Send to:

Choose Destination
See comment in PubMed Commons below
Am J Dermatopathol. 2004 Feb;26(1):4-13.

Differential diagnosis of cutaneous infiltrates of B lymphocytes with follicular growth pattern.

Author information

  • 1Department of Dermatology, University of Graz, Austria.

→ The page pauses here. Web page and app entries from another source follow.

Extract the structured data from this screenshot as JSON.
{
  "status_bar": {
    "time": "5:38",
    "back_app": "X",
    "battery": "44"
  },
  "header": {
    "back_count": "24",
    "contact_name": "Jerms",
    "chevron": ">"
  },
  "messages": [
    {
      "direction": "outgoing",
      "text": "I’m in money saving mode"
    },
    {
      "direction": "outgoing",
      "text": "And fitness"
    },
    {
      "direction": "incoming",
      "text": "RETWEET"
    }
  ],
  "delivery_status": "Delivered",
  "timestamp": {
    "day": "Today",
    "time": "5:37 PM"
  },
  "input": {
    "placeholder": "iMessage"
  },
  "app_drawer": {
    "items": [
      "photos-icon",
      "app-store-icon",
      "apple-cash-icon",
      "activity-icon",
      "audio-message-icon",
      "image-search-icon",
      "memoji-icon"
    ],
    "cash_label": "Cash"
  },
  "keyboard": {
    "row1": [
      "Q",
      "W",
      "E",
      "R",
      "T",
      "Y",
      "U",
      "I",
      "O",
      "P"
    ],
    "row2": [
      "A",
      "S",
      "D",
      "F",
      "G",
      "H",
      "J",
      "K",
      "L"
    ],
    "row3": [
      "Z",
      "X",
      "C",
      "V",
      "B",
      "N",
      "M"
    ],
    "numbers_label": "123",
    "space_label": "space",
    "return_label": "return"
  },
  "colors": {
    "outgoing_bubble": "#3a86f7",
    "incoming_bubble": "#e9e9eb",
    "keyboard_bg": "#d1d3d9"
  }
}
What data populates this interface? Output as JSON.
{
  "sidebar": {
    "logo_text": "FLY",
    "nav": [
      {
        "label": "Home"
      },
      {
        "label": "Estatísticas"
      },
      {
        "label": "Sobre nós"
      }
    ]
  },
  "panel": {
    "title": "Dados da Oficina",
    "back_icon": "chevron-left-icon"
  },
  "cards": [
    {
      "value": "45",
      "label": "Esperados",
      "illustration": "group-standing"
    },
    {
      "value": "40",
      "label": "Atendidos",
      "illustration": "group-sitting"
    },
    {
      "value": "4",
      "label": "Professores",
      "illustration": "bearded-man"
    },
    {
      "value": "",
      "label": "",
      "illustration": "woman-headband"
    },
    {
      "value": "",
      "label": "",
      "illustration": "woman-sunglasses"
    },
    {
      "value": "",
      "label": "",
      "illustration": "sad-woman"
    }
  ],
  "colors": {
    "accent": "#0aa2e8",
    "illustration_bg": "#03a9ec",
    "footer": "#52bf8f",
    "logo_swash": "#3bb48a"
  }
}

The differential diagnosis of cutaneous B-cell infiltrates with follicular pattern of growth is one of the most vexing problems in dermatopathology. In this study we focused on histopathologic, immunophenotypic, and molecular differential diagnostic criteria between Borrelia burgdorferi (Bb)-associated lymphocytoma cutis (LC), primary cutaneous follicle center cell lymphoma (FCCL), and primary cutaneous marginal zone lymphoma (MZL) with reactive germinal centers (GCs). A total of 47 patients were included in the study, including 12 cases of LC (M:F = 2:1; mean age: 38.0; median: 31; range: 9-75), 29 cases of FCCL (M:F = 1.2:1; mean age: 57.5; median: 57; range: 24-97), and 6 cases of MZL (M:F = 1:1; mean age: 63.8; median: 67.5; range: 38-86). In all cases complete phenotypic data were available. In addition, the IgH gene rearrangement and the t(14;18) were analyzed using the polymerase chain reaction technique (PCR) in 41 (FCCL = 27, LC = 10, MZL = 4) and 18 cases (FCCL = 15, LC = 2, MZL = 1), respectively. Histology revealed in all cases of FCCL one or more atypical feature of the follicles including the lack of or a reduced mantle zone, lack of polarization, tendency to confluence, and absence of tingible body macrophages. In most cases of Bb-associated LC, the GCs were devoid of mantle zone, lacked polarization, and revealed tendency to confluence as well, but all cases showed the presence of several tingible body macrophages. In MZL, follicles showed typical features of reactive GCs. Immunohistology revealed a reduced proliferative activity of neoplastic follicles as detected by MIB-1 antibody in 23 of 29 cases of FCCL (79.3%), but only in 1 case of LC (8.3%). Proliferation of the GCs was normal in all cases of MZL. Positivity for CD10 and/or Bcl-6 was found in small clusters outside the follicles in 19 cases of FCCL (65.5%), and in 3 cases of LC (25%), but in no case of MZL. The intensity of CD10 staining on follicular cells on average was stronger in cases of FCCL, but overlapping features could be observed. Finally, staining for Bcl-2 protein was consistently negative on GC cells in cases of LC and MZL, and was positive on a variable proportion of the cells in 8 cases of FCCL (28.6%). Molecular analyses showed no evidence of the t(14;18) in all cases tested. Analysis of the IgH gene rearrangement revealed a monoclonal pattern in 1 of 10 cases of LC (10%), 14 of 27 cases of FCCL (51.9%), and 2 of 4 cases of MZL (50%) tested. In summary, Bb-associated LC and FCCL show sometimes overlapping histopathologic, immunohistochemical, and molecular features, whereas follicles in MZL show clear-cut aspects of reactive GCs. Absence of tingible body macrophages within follicles, reduced proliferation of the follicles as detected by immunohistology, presence of positivity for Bcl-2 protein within follicular cells, and monoclonality by PCR are the main criteria suggestive of malignancy. Diagnosis of cutaneous infiltrates of B lymphocytes with follicular growth pattern should be achieved by integration of clinical data with histopathologic, immunohistochemical, and molecular features of the lesions.

[PubMed - indexed for MEDLINE]
PubMed Commons home

PubMed Commons

How to join PubMed Commons

    Supplemental Content

    Full text links

    Icon for Lippincott Williams & Wilkins
    Loading ...
    Write to the Help Desk